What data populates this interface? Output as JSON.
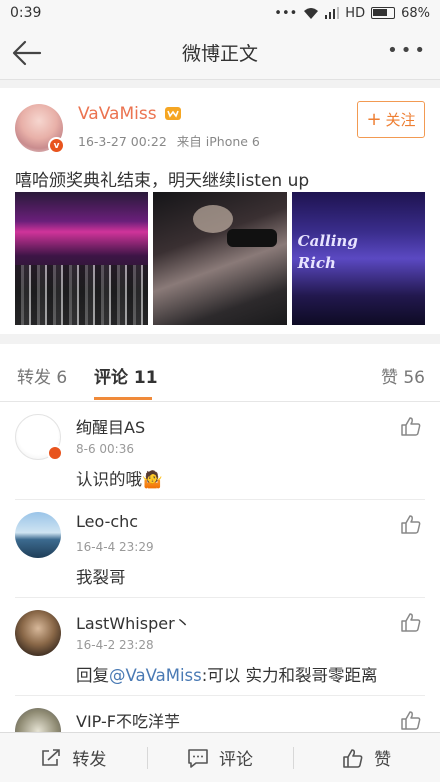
{
  "status_bar": {
    "time": "0:39",
    "dots": "•••",
    "network": "HD",
    "battery": "68%"
  },
  "nav": {
    "title": "微博正文",
    "more": "•••"
  },
  "post": {
    "username": "VaVaMiss",
    "verified_badge": "v",
    "date": "16-3-27 00:22",
    "source": "来自 iPhone 6",
    "follow_label": "关注",
    "text": "嘻哈颁奖典礼结束，明天继续listen up",
    "photo3_caption_line1": "Calling",
    "photo3_caption_line2": "Rich"
  },
  "tabs": {
    "repost": "转发 6",
    "comment": "评论 11",
    "like": "赞 56"
  },
  "comments": [
    {
      "name": "绚醒目AS",
      "time": "8-6 00:36",
      "text": "认识的哦",
      "emoji": "🤷"
    },
    {
      "name": "Leo-chc",
      "time": "16-4-4 23:29",
      "text": "我裂哥"
    },
    {
      "name": "LastWhisper丶",
      "time": "16-4-2 23:28",
      "text_prefix": "回复",
      "mention": "@VaVaMiss",
      "text_suffix": ":可以  实力和裂哥零距离"
    },
    {
      "name": "VIP-F不吃洋芋"
    }
  ],
  "bottom_bar": {
    "repost": "转发",
    "comment": "评论",
    "like": "赞"
  },
  "colors": {
    "accent_orange": "#eb7350",
    "mention_blue": "#4a7ab4",
    "tab_underline": "#f08a3a"
  }
}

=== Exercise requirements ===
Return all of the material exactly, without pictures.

=== Result of the task ===
What data populates this interface? Output as JSON.
{
  "status_bar": {
    "time": "0:39",
    "dots": "•••",
    "network": "HD",
    "battery": "68%"
  },
  "nav": {
    "title": "微博正文",
    "more": "•••"
  },
  "post": {
    "username": "VaVaMiss",
    "verified_badge": "v",
    "date": "16-3-27 00:22",
    "source": "来自 iPhone 6",
    "follow_label": "关注",
    "text": "嘻哈颁奖典礼结束，明天继续listen up",
    "photo3_caption_line1": "Calling",
    "photo3_caption_line2": "Rich"
  },
  "tabs": {
    "repost": "转发 6",
    "comment": "评论 11",
    "like": "赞 56"
  },
  "comments": [
    {
      "name": "绚醒目AS",
      "time": "8-6 00:36",
      "text": "认识的哦",
      "emoji": "🤷"
    },
    {
      "name": "Leo-chc",
      "time": "16-4-4 23:29",
      "text": "我裂哥"
    },
    {
      "name": "LastWhisper丶",
      "time": "16-4-2 23:28",
      "text_prefix": "回复",
      "mention": "@VaVaMiss",
      "text_suffix": ":可以  实力和裂哥零距离"
    },
    {
      "name": "VIP-F不吃洋芋"
    }
  ],
  "bottom_bar": {
    "repost": "转发",
    "comment": "评论",
    "like": "赞"
  },
  "colors": {
    "accent_orange": "#eb7350",
    "mention_blue": "#4a7ab4",
    "tab_underline": "#f08a3a"
  }
}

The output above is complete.